The school has aged. Paint is peeling. Stairways are encrusted with dirt. Ceiling tiles are askew. It sags with neglect. What was once a magnificent monument to public education is moldered and sad.
But hope remains. The walls are plastered with inspirational messages and photos of successful African-Americans. It seems poignantly out of place in a school that's about to be shut down.
I don't blame Schools Superintendent William R. Hite Jr. for closing my beloved alma mater. My senior class alone had nearly 600 students. Today, there are fewer than 700 in the entire school. Academic performance is dreadful.
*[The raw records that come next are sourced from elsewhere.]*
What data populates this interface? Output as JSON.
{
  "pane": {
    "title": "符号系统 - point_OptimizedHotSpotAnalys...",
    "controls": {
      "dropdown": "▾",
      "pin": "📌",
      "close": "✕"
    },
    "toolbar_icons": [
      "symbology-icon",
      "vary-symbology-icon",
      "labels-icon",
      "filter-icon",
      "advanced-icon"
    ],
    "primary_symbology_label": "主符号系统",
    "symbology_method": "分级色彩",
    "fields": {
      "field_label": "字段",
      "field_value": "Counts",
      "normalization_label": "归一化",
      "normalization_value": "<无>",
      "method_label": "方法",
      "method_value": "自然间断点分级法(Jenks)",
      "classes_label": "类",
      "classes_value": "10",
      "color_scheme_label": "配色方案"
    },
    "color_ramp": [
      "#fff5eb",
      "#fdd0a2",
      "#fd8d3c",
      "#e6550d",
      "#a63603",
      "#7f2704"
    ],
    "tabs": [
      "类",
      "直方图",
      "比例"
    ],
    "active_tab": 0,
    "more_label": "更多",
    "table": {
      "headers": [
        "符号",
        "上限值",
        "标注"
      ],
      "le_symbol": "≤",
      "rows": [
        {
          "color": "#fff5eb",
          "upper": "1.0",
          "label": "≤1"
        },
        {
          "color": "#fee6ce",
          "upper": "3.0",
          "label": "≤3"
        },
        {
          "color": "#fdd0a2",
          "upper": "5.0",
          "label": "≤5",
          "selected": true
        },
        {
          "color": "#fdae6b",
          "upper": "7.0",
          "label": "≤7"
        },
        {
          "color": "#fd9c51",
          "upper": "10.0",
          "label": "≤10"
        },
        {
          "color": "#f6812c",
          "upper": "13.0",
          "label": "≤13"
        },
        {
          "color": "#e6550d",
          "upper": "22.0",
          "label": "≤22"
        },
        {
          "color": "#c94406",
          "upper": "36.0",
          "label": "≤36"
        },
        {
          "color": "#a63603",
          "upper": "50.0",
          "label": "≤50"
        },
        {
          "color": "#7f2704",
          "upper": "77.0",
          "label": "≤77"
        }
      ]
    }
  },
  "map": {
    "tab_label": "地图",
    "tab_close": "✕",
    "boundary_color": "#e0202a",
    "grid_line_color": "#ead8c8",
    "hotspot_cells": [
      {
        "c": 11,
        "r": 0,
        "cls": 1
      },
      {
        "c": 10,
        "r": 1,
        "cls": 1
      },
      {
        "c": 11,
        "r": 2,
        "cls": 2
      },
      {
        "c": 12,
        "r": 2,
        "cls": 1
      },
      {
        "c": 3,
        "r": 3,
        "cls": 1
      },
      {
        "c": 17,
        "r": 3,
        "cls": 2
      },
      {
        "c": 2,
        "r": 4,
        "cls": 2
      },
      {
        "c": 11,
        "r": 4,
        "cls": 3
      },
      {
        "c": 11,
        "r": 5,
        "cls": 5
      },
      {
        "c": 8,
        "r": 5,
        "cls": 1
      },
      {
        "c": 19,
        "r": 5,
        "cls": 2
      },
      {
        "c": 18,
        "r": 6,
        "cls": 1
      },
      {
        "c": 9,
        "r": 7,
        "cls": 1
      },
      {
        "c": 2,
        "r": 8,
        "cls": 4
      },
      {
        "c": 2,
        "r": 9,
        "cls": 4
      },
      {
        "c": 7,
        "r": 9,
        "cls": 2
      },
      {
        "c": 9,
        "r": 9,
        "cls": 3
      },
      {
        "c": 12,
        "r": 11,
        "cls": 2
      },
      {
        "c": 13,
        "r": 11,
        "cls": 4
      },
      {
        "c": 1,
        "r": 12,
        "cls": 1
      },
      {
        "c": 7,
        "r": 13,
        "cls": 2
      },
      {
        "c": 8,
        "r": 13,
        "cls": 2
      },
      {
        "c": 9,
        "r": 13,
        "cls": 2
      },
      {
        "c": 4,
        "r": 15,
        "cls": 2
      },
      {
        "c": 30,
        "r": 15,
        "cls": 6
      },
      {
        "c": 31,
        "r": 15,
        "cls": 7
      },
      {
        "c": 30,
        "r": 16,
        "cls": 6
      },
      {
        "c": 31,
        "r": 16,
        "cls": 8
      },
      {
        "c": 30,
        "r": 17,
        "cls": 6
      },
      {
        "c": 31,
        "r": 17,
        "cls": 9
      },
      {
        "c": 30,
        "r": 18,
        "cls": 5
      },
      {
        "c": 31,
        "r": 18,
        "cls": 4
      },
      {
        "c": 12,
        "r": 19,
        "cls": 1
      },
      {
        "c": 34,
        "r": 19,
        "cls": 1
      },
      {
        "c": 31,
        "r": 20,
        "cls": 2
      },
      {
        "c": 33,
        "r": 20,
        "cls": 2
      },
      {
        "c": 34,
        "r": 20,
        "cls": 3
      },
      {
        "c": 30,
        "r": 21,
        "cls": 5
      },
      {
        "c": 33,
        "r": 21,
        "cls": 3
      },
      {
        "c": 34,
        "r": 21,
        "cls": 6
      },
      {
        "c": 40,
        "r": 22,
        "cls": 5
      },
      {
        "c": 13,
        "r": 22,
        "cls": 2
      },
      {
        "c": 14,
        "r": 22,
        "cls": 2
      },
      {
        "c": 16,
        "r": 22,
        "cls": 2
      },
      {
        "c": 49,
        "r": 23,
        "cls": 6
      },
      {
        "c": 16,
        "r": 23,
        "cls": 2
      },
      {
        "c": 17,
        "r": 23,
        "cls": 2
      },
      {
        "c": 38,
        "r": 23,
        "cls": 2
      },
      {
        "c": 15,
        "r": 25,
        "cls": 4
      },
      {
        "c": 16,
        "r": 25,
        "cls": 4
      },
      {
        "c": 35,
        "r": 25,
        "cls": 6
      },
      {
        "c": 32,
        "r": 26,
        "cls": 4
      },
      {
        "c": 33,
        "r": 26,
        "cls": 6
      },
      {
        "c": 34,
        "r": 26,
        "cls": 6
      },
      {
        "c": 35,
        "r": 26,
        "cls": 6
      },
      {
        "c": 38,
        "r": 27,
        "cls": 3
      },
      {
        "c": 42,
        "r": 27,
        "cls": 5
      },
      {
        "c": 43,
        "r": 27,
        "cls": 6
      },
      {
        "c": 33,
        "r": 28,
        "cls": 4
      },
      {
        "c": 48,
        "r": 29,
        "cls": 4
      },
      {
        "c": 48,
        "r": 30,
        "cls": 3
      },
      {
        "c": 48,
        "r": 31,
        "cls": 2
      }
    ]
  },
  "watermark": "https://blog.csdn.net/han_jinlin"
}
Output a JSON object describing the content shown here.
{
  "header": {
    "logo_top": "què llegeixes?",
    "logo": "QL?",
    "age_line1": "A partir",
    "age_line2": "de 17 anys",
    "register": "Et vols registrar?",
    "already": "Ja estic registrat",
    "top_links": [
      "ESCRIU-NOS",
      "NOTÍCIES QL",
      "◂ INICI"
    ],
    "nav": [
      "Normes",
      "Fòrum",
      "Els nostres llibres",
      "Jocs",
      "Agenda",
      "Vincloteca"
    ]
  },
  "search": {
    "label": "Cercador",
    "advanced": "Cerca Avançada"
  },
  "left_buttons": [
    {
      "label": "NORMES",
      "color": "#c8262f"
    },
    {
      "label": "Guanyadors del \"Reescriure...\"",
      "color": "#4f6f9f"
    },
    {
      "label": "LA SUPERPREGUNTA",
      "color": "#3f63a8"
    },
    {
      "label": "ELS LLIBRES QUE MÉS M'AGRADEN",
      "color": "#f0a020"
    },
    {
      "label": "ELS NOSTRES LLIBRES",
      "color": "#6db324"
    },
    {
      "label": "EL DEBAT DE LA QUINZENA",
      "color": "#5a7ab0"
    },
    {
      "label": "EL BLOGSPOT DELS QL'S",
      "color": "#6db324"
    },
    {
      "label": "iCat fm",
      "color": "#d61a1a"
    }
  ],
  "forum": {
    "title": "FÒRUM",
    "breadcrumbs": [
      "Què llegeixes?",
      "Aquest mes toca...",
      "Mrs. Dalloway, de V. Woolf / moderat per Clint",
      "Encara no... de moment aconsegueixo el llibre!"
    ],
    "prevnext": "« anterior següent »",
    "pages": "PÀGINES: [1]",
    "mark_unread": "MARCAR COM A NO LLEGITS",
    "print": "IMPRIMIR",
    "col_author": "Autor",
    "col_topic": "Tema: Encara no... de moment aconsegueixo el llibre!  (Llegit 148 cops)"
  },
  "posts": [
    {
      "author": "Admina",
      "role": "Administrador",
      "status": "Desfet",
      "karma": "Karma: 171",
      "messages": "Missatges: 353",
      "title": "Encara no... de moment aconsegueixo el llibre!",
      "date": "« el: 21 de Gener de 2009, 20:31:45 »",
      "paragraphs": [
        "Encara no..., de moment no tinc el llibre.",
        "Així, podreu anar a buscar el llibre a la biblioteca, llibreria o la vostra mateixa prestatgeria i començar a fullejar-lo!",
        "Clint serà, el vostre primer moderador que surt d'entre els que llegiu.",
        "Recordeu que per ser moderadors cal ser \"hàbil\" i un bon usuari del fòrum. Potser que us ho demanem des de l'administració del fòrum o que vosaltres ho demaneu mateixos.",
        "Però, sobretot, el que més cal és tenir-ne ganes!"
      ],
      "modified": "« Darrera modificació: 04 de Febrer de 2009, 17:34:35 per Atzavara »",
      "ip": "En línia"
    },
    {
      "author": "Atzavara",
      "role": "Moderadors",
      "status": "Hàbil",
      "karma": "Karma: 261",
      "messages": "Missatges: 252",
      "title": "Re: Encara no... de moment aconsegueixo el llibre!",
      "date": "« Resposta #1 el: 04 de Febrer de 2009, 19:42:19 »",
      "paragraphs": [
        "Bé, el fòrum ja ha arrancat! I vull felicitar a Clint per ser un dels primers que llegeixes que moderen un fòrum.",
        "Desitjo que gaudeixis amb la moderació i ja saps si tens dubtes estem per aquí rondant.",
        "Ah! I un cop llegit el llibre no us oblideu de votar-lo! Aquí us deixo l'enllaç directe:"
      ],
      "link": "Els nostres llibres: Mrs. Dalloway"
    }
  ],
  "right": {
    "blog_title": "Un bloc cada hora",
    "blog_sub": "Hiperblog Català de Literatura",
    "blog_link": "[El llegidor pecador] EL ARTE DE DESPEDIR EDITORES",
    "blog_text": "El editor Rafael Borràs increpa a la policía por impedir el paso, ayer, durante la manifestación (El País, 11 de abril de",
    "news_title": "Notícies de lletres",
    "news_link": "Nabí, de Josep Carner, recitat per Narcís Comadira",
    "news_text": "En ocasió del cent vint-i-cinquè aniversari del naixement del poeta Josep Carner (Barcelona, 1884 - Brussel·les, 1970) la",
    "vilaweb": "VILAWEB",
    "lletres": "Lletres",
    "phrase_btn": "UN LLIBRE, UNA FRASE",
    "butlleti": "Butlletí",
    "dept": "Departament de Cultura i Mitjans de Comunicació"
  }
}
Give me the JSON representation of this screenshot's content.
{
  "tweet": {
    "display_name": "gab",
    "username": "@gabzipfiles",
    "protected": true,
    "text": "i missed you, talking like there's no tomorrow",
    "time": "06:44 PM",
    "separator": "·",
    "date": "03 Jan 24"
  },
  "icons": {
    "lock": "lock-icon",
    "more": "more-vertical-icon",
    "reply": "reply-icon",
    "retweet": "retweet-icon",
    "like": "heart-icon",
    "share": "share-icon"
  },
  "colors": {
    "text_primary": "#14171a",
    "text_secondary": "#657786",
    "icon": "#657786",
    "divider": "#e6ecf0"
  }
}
But the closings seem more than a reaction to a budget crisis. They're a commentary on the warped priorities of a society and a city that could allow this to happen. I'll leave it to others to explain this tragic abandonment of public education. I can only mourn what used to be.
I wondered, though, as I walked the halls: Was Germantown really the nirvana I remember? Were there labor struggles with the school district that preoccupied the teachers? Was there racial hostility that I overlooked?
I thought about calling my favorite teacher and an African-American classmate who became a school principal as a reality check. But I changed my mind. I'd rather keep my memories as untainted by facts as my reality may have been back then.
At the end of the day, finally alone, I sat in the empty auditorium, where I walked down the aisle in a cap and gown in 1964. Somehow, it didn't seem so long ago. Who could have known that so many years later, I'd still have more questions about life than answers? Tears came to my eyes.
Then I left the grand, old building for the last time. A groundskeeper was trimming the hedges.
Today on PhillyDailyNews.com: View a photo slideshow looking back at the history of Germantown High.